===== Data to process

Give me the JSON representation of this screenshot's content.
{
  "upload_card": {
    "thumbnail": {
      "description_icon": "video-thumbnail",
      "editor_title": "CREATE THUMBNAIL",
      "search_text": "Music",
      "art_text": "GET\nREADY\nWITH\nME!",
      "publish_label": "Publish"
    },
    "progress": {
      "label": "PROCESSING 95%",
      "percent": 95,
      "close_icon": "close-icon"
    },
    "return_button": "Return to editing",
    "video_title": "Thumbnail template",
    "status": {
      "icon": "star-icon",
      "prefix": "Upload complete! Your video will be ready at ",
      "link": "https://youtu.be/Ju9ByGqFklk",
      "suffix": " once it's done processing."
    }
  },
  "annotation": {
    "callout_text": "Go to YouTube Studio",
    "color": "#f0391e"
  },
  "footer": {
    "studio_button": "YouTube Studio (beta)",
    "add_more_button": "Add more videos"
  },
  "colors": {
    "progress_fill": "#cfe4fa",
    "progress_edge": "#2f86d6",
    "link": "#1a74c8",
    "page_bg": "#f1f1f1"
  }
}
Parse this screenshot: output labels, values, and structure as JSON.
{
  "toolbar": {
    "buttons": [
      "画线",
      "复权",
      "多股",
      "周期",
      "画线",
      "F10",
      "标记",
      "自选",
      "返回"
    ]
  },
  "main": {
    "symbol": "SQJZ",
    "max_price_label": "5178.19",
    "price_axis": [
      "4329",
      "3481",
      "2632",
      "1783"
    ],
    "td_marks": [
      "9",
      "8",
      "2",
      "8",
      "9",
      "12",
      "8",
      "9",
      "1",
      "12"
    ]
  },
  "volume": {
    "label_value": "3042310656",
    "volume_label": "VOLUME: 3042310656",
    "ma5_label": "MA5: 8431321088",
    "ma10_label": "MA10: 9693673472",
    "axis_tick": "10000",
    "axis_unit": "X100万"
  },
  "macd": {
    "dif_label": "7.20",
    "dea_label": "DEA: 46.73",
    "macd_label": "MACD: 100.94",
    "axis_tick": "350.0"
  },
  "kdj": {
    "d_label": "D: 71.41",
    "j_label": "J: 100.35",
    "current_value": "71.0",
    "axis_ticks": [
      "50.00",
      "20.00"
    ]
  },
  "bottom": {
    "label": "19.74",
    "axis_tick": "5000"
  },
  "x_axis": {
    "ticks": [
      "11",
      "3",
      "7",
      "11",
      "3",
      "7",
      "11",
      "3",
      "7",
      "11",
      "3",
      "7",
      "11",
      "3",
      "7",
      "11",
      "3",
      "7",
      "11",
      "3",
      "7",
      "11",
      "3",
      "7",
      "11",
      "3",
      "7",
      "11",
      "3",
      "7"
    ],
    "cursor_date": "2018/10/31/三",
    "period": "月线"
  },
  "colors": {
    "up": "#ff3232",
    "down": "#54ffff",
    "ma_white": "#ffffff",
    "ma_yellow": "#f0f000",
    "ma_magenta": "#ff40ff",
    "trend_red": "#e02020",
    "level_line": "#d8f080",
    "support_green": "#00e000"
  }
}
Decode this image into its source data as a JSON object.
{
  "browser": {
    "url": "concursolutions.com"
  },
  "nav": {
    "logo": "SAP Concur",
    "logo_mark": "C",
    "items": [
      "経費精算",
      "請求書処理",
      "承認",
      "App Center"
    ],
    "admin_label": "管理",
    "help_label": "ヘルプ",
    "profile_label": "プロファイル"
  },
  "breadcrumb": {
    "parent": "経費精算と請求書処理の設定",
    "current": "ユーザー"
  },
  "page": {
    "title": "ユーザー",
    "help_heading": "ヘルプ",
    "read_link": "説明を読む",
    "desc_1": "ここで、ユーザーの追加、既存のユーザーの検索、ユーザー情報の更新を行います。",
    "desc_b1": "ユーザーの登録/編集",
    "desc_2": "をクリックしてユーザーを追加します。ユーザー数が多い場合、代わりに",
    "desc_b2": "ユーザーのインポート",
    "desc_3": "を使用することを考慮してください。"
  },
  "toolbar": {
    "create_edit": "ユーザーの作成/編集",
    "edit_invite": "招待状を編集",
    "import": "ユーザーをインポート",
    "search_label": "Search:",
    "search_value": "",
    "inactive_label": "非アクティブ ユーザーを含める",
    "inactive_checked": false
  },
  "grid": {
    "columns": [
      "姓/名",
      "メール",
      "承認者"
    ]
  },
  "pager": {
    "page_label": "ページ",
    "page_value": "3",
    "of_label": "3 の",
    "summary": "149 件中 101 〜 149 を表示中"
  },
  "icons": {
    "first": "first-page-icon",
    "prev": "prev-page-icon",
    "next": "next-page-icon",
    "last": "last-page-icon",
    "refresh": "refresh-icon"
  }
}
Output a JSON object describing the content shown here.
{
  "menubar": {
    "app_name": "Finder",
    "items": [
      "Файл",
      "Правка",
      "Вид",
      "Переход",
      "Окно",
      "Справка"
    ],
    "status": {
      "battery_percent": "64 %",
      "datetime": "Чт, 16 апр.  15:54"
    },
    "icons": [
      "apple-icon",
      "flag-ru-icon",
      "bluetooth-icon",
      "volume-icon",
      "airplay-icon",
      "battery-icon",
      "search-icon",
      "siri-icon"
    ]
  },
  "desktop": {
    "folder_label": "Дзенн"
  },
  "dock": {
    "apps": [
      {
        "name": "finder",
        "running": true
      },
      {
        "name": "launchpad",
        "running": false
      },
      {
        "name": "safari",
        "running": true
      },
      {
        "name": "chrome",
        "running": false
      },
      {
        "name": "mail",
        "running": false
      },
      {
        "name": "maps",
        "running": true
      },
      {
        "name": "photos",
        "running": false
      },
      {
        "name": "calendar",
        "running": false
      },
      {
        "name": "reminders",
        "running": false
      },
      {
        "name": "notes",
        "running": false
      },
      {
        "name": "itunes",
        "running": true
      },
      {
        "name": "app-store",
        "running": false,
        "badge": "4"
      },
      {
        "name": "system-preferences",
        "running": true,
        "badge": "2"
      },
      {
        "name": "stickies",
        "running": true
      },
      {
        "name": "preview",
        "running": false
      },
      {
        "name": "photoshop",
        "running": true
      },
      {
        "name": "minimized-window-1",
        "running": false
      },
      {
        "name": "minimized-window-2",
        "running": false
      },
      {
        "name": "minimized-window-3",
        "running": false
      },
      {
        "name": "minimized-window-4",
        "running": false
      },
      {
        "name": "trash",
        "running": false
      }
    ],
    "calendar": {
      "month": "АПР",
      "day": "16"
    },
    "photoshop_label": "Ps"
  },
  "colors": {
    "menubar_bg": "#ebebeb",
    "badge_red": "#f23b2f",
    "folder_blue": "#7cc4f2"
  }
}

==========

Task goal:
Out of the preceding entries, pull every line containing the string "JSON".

Task solution:
Give me the JSON representation of this screenshot's content.
Parse this screenshot: output labels, values, and structure as JSON.
Decode this image into its source data as a JSON object.
Output a JSON object describing the content shown here.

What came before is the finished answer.